John Wodele’s hearing loss went undiagnosed for nearly 15 years. His difficulty hearing impacted his everyday life and caused tension within his family, but doctors repeatedly told Wodele that he simply had too much earwax.
Finally, a University of Minnesota specialist correctly diagnosed Wodele with a treatable condition called otosclerosis. This experience motivated Wodele to join the Commission of Deaf, DeafBlind and Hard of Hearing Minnesotans because he felt the medical community wasn’t doing enough to accommodate individuals with hearing loss.
The commission announced a collaboration with the University Thursday that will test a set of three modules designed to help home care workers better understand age-related hearing loss.
Each module contains a training video for healthcare workers. They cover four topics: What age-related hearing loss is, how to identify it, its health impacts and strategies and technologies families can use to communicate effectively, said Emory Dively, the commission’s deputy director.

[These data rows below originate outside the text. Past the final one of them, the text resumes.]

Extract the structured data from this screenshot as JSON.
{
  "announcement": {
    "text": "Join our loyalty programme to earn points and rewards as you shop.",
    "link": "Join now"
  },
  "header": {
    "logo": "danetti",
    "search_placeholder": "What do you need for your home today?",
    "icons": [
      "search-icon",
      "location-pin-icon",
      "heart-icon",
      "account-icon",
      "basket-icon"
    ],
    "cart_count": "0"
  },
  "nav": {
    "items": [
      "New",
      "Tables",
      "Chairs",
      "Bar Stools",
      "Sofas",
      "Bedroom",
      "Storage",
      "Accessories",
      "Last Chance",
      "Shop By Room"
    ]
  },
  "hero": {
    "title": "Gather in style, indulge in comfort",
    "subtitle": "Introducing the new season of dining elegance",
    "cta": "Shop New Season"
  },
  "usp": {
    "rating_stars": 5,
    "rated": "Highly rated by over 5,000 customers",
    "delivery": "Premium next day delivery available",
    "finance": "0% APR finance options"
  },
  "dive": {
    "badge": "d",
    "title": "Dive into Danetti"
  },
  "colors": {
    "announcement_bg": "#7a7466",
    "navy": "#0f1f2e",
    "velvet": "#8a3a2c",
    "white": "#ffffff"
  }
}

Researchers hope the initiative will help caregivers appreciate the importance of hearing in people’s everyday lives and want to raise awareness around age-related hearing loss, Wodele said.
“What we need to do is help people understand that if they seek help and are diagnosed that it’s possible that their hearing loss can be corrected or that they can find ways to relieve stress and other dynamics that surround not being able to hear,” he said.
The modules will be tested in a handful of senior care facilities statewide over the next several months, with a more comprehensive roll-out expected early next year, said Peggy Nelson, a Speech-Language-Hearing Sciences professor.
Additionally, the modules will be published on the University’s website, where the public can access them for free, Dively said.
About two-thirds of people over 70 will suffer some degree of hearing loss, he said.
While the population of people suffering from hearing loss is sizable, the group is underserved, Nelson said.
When left untreated, Dively said, age-related hearing loss can contribute to negative health outcomes like dementia, hospitalization, depression, isolation and Alzheimer's disease.